Team Satisfaction: Regularly ask your staff how they feel about the retrospective process and overall performance.
Lead time. Keep track of the time it takes to accomplish tasks. You can learn more about the effectiveness and efficiency of your team by doing this.
Continuous Learning: The Role of Agile Retrospectives in Knowledge Sharing
Agile retrospectives encourage team collaboration and knowledge sharing. They give team members a place to discuss their ideas and experiences, promoting group learning. They also promote a culture of constant progress, where team members are motivated to advance their knowledge.
Agile Retrospective Games: Team Engagement
Several teams incorporate games in retrospectives to make them more enjoyable. They might be anything from short icebreakers to intricate information-gathering exercises. For instance, in the Speed Boat game, players must figure out what causes their boat to slow down (i.e., these games can make retrospectives entertaining and engaging, fostering greater involvement and practical debates).
The Role of the Agile Coach in Retrospectives
In retrospect, the Agile coach is essential. They frequently serve as coaches who lead the team through the retrospective procedure. By encouraging team members to communicate their ideas and opinions, they also contribute to developing a trusting and open environment. They also assist the team in translating the retrospective data and insights into actionable items.
Agile Retrospectives: A Tool for Organizational Change
Agile retrospectives have the potential to be practical tools for implementing organizational change. They promote a continuous improvement culture where teams always seek to increase performance. They also give teams a way to respond to environmental changes, which makes the company more adaptable and resilient.
Agile Retrospectives: Beyond the Team Level
Retrospectives are typically conducted at the team level, but their principles can also be used at the departmental or organizational level. Companies can become more effective and agile by continuously reviewing their performance and developing and implementing ideas.
Building Confidence in Agile Retrospectives

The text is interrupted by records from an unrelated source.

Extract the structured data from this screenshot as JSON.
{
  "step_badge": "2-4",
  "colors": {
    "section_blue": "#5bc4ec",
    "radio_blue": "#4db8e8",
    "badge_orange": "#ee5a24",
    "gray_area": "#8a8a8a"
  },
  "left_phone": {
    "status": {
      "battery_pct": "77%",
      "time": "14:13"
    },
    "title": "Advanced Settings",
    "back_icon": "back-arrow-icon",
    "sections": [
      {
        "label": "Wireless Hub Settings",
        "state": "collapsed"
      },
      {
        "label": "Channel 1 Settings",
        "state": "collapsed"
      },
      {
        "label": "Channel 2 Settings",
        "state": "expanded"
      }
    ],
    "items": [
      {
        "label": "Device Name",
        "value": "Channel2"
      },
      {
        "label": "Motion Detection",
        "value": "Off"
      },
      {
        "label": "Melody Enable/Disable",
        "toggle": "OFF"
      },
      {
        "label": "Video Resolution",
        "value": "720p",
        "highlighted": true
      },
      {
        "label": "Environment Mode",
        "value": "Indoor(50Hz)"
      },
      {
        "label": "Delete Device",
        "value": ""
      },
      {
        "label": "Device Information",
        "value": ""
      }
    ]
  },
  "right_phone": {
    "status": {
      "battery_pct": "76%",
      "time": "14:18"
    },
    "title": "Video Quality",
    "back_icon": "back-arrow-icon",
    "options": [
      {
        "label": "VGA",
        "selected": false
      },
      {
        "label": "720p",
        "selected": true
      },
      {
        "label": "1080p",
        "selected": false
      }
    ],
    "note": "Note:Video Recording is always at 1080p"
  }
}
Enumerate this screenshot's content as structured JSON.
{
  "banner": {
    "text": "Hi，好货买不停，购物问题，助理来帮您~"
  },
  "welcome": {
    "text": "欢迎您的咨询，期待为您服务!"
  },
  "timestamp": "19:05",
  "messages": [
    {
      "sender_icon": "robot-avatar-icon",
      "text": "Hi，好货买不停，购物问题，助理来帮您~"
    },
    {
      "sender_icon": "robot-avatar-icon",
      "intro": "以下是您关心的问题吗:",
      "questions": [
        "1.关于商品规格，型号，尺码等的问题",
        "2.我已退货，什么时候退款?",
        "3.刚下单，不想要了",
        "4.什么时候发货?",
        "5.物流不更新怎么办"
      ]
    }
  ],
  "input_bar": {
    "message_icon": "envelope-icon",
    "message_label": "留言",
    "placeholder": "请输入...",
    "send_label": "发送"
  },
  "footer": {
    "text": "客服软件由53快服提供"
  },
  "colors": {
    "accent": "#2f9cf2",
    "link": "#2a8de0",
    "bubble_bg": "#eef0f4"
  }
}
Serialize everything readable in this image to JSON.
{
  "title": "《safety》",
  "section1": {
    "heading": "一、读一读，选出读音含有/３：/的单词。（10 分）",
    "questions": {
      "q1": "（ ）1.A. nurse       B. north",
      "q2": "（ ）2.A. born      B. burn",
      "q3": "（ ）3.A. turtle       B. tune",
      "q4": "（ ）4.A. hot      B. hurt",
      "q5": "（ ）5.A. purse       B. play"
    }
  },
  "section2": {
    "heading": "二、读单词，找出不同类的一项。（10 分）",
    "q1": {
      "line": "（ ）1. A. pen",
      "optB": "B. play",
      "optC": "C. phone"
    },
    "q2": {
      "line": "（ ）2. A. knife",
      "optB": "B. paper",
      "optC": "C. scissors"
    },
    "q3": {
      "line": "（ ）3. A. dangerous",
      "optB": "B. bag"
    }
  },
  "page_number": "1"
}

Agile retrospectives require a high level of trust. Team members must feel comfortable speaking their minds without worrying about reactions or retaliation. A polite attitude, openness, and the ability to resolve problems amicably must be sustained over time to fasten.
The Future of Agile Retrospectives: Artificial Intelligence and Automation
Agile retrospectives can be expected to incorporate more AI and automation in the future. AI, for instance, can examine previous data to spot trends and patterns that might not be immediately apparent. Teams can create better improvement actions due to more profound insights from this. Moreover, automation can make the retrospective process simpler by, for instance, automatically tracking the status of actions or creating reports.
It is crucial to remember that automation and artificial intelligence are tools to enhance, not replace, the human component of hindsight. Retrospectives require open communication, group decision-making, and team building that technology cannot replace.
To sum up, agile retrospectives are a vital tool for helping Agile teams keep improving. Teams can improve their efficiency and adaptability by routinely reflecting on performance, coming up with ideas, and carrying them out. Effective facilitation, honest and courteous communication, and a dedication to action and follow-up are the keys to successful retrospectives. Agile retrospectives will become more prevalent as Agile approaches develop, providing new learning and development opportunities.